#### [DATA FOR ANALYSIS]
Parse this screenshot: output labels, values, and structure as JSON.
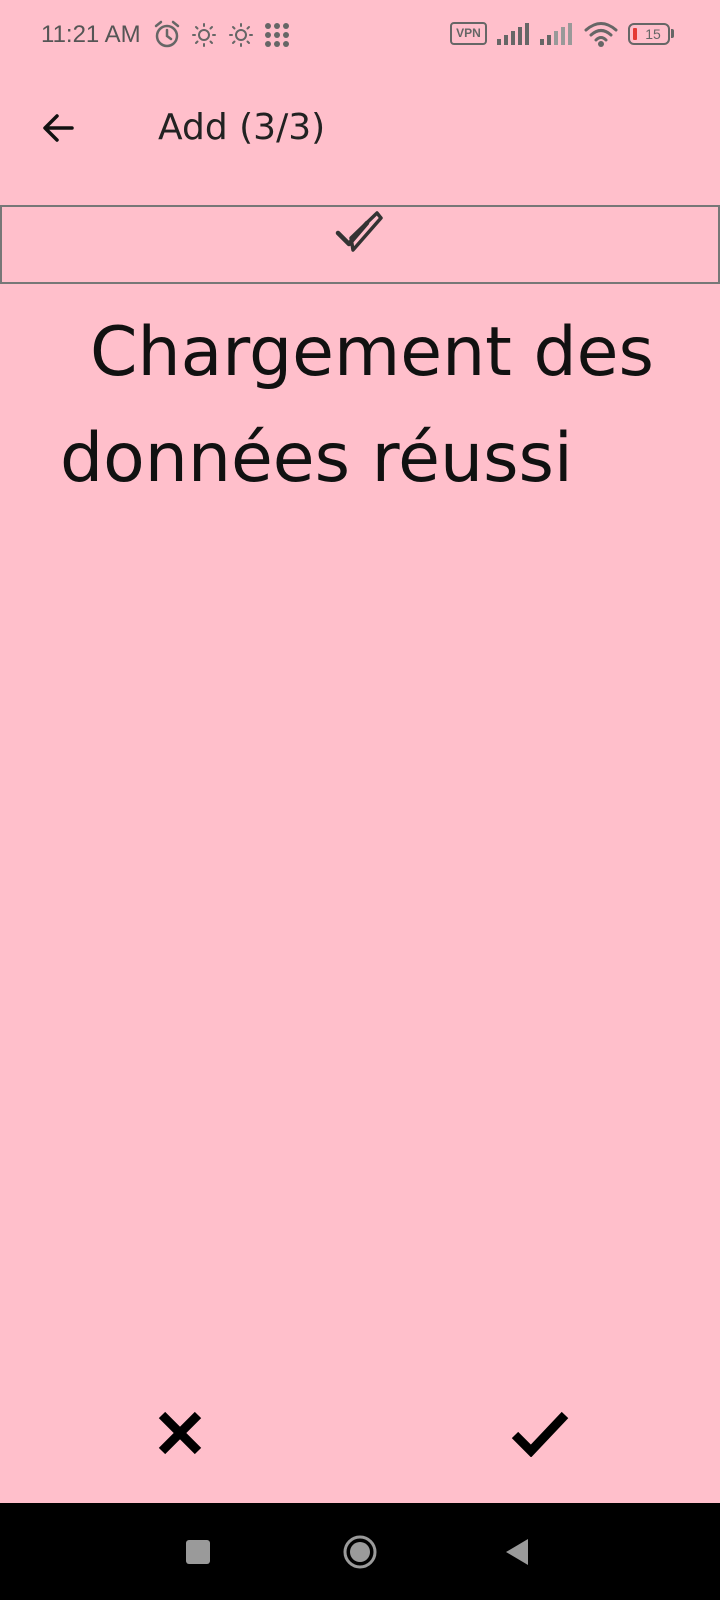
{
  "status_bar": {
    "time": "11:21 AM",
    "vpn_label": "VPN",
    "battery_level": "15",
    "battery_color": "#e53935",
    "icons": [
      "alarm-icon",
      "brightness-icon",
      "brightness-icon",
      "apps-grid-icon",
      "vpn-icon",
      "signal-icon",
      "signal-icon",
      "wifi-icon",
      "battery-icon"
    ]
  },
  "header": {
    "title": "Add (3/3)",
    "back_icon": "arrow-left-icon"
  },
  "check_bar": {
    "icon": "double-check-icon"
  },
  "main": {
    "message": "Chargement des données réussi"
  },
  "actions": {
    "cancel_icon": "close-icon",
    "confirm_icon": "check-icon"
  },
  "nav_bar": {
    "icons": [
      "recent-apps-icon",
      "home-icon",
      "back-icon"
    ]
  },
  "colors": {
    "background": "#ffbfcb",
    "nav_bar": "#000000"
  }
}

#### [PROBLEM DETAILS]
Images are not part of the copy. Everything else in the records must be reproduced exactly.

#### [ANSWER AREA]
Parse this screenshot: output labels, values, and structure as JSON.
{
  "status_bar": {
    "time": "11:21 AM",
    "vpn_label": "VPN",
    "battery_level": "15",
    "battery_color": "#e53935",
    "icons": [
      "alarm-icon",
      "brightness-icon",
      "brightness-icon",
      "apps-grid-icon",
      "vpn-icon",
      "signal-icon",
      "signal-icon",
      "wifi-icon",
      "battery-icon"
    ]
  },
  "header": {
    "title": "Add (3/3)",
    "back_icon": "arrow-left-icon"
  },
  "check_bar": {
    "icon": "double-check-icon"
  },
  "main": {
    "message": "Chargement des données réussi"
  },
  "actions": {
    "cancel_icon": "close-icon",
    "confirm_icon": "check-icon"
  },
  "nav_bar": {
    "icons": [
      "recent-apps-icon",
      "home-icon",
      "back-icon"
    ]
  },
  "colors": {
    "background": "#ffbfcb",
    "nav_bar": "#000000"
  }
}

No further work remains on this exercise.